What is a Party Wall?
Semi-detached and terraced houses generally share at least one wall with a neighbour. These shared walls are known as "Party Walls".
Will having a Loft Conversion affect the Party Wall?
Generally yes. In most cases the conversion of a Loft space into a useable room involves carrying out some work on that Party Wall, if there is one.
Who has ownership of the Party Wall?
In regard to carrying out building work involving Party Walls you are obliged to act as if the wall(s) in question are co-owned by the adjoining owners. That is to say that even if two adjoining owners each agree that they each own half of the wall each, that their property boundary runs through the middle of the wall, still when it comes to carrying out building work they should act as if they are co-owners of the the whole wall. They may in fact be separate owners owing half a wall each but they should act as co-owners.
What are my rights and obligations in regard to the Party Wall?
As adjoining owners both parties have certain rights and obligations toward the Party Wall which are described in the Party Wall Act.
What is the Party Wall Act?
The Party Wall Act is essentially a set of rules which tell you what you can and cannot do in regard to Party Walls or Structures, Boundary Walls or excavating near other people's property.
How do I ensure my Loft Conversion work complies with the Party Wall Act?
In order to comply with the Party Wall Act you must, as an owner, notify the relevant adjoining owner(s) of the work you intend to carry out before that work starts. Most of the time it is a fairly straightforward process. You fill out a template notice form (which we can give you) and you deliver it to the adjoining owner along with a few template responses for them to fill out and give back.
If the adjoining owner is happy to give their consent then, as you have an agreement, you are free to carry on with the work. This is a common response since the adjoining owner giving consent does not relieve you of any of your obligations to protect their building or property. However, it's perfectly reasonable for them to have concerns about building work especially if they have little knowledge of it themselves. Therefore it's always a good idea to have a friendly chat with them before you deliver the notice to explain what it's all about.
If the adjoining owner does not want to give their consent, or does not feel confident in doing so, then they should still give a written response refusing to consent. Their refusing consent (or simply ignoring your notice) does not prevent you from carrying out the work it just means that you need to appoint a surveyor(s) to prepare a document called a 'Party Wall' Award. This document will describe in detail how the work can be carried out to comply with the Party Wall Act in this particular instance. This is not an unusual outcome either as it's perfectly reasonable that even very friendly neighbours might want to seek this reassurance. As the party pushing to have the work done you will have to meet the costs of the surveyor (s). Ideally both you and the adjoining owner will agree to share a surveyor as this will keep the cost down.
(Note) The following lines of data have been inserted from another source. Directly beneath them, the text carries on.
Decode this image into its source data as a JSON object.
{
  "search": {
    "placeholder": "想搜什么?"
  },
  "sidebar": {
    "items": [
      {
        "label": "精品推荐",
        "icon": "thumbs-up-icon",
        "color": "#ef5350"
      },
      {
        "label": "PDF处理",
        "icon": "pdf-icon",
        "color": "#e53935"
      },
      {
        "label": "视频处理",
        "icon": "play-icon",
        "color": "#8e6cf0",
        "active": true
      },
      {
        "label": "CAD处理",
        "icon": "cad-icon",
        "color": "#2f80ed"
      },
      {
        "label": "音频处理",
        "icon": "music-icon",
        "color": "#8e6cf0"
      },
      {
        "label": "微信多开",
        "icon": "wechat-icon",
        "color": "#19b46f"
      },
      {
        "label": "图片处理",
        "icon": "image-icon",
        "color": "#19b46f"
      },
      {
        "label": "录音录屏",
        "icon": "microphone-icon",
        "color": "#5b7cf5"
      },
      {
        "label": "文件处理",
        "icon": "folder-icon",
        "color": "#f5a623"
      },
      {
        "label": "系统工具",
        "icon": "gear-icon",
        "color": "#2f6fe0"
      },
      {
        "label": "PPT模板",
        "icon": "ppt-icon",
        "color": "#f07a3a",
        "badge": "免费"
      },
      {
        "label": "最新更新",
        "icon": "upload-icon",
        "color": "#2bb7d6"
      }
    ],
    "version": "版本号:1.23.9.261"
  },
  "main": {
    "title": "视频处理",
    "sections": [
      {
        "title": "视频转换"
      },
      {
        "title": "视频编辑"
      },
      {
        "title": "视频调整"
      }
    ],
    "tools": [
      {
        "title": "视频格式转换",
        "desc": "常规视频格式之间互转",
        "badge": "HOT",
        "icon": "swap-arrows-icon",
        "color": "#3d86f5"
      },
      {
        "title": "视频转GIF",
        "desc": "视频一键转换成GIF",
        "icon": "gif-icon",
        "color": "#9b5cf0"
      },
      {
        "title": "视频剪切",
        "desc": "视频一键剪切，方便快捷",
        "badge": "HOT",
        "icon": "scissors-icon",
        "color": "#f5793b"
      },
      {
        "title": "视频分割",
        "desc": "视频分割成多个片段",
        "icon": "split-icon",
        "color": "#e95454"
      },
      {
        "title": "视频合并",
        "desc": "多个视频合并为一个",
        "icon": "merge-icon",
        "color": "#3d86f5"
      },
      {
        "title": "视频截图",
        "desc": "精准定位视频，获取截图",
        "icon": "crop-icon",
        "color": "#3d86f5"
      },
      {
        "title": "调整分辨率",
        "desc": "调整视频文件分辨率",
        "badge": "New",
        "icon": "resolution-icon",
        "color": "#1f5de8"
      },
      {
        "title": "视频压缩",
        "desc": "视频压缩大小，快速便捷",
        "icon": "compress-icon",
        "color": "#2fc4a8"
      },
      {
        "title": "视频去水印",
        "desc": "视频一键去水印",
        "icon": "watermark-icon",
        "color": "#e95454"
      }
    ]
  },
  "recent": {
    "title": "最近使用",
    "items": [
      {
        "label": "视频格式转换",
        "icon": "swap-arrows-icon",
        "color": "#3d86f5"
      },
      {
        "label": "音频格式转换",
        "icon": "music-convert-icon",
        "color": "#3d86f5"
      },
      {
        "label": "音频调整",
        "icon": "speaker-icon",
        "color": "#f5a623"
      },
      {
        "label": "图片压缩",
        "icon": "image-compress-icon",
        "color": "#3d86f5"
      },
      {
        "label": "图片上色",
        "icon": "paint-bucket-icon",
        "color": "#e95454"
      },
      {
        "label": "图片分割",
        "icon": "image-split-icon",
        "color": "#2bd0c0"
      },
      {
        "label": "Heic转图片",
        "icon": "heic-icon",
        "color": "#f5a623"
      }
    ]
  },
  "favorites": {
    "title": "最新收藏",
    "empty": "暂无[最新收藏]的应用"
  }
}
However, they are entitled to insist on separate surveyors if they want and, although this rarely happens, in this situation you would have to meet the costs of both surveyors.
What sort of work needs to be done to my Party Wall during my Loft Conversion?
The answer depends on the specific design of your Loft Conversion. However, common tasks include fixing steel beams or timber joists into the Party Wall, or extending part of the Party Wall, or knocking down a chimney breast that is a part of the Party Wall etc. These tasks require compliance with the Party Wall Act. Here are a few illustrations to help you understand:
1. Fixing steel beams into the Party Wall
2. Building up the brickwork of the Party Wall
3. Removing a Chimney Breast